Worldwide, the use of private supplementary tutoring, commonly referred to as shadow education, has become increasingly prevalent since the turn of the millennium. Recently, participation rates in the Netherlands have substantially increased. This paper aims to explore the place of shadow education in students’ academic lives by studying the goals and experienced benefits that students identify. Data were collected through 37 semi-structured interviews with tutored students in secondary education in the Netherlands. Our findings indicate that students conceived of shadow education as a skill-building institution to which they turned to for self-study, to receive career support, and to boost their performance. Students’ reflections reveal that shadow education builds upon and extends – but does not replace – learning activities at home and school.

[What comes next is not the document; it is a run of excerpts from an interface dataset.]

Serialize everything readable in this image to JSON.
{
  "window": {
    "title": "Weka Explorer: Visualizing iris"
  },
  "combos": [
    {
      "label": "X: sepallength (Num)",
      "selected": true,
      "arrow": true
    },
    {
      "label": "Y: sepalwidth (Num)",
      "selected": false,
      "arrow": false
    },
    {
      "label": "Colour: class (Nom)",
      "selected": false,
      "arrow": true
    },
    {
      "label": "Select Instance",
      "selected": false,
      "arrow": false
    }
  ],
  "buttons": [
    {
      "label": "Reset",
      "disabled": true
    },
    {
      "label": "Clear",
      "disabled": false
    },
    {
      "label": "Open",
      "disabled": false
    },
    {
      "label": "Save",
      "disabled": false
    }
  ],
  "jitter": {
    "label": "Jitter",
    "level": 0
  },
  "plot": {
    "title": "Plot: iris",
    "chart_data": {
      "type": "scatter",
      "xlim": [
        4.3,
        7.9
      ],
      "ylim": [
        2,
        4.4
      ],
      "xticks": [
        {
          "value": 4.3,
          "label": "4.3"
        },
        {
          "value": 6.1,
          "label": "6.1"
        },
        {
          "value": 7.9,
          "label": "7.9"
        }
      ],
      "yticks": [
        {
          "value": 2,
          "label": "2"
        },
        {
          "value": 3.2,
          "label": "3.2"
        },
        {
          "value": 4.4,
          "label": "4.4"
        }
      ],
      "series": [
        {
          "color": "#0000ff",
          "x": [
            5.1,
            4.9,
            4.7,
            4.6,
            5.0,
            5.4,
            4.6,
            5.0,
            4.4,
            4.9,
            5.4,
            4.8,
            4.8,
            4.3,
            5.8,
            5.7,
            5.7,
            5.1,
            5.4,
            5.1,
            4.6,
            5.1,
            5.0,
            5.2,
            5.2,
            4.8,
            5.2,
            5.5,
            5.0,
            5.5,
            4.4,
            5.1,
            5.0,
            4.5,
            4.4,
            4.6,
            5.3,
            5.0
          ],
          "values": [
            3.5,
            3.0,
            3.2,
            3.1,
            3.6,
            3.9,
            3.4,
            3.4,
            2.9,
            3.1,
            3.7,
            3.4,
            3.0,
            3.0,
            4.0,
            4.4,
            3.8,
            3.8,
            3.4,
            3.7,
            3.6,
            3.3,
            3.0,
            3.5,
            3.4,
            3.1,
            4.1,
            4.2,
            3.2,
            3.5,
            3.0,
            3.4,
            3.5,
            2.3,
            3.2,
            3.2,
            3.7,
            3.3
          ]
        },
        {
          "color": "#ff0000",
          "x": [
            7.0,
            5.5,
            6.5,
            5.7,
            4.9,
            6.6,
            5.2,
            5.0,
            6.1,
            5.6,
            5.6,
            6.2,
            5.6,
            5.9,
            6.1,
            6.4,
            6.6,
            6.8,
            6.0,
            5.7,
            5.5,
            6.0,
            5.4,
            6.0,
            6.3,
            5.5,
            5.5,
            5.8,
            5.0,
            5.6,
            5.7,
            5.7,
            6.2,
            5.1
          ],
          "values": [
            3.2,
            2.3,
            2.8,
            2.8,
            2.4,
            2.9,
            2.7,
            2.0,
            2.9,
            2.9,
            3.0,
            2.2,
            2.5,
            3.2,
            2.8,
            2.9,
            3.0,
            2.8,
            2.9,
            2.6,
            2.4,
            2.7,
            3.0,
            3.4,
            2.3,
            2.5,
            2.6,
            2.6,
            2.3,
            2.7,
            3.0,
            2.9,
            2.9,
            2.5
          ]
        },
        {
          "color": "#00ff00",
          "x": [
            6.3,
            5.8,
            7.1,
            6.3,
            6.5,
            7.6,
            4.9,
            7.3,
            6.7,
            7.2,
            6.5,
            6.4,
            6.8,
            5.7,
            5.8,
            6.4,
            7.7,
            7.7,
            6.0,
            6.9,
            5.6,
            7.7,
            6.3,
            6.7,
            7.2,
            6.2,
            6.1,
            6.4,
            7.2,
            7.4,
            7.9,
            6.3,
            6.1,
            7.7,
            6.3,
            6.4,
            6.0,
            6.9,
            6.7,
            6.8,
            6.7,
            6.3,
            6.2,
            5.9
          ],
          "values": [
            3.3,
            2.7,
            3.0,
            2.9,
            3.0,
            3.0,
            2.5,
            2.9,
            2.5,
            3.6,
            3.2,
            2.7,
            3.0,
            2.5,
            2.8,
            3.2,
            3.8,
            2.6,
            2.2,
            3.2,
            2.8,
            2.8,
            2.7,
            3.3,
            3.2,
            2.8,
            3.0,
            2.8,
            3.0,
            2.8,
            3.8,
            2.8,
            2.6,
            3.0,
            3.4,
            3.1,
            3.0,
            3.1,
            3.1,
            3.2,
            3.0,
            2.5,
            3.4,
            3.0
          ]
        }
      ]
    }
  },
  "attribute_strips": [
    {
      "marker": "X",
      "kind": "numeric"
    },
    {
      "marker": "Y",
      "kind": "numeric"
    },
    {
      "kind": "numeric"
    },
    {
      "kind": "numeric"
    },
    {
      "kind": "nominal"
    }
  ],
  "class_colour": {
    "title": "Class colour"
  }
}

Based on our findings, we discuss how shadow education can function as a “third place” between school and home, occupying an increasingly prominent position in students’ academic lives.
|Publication status||Published - 2020|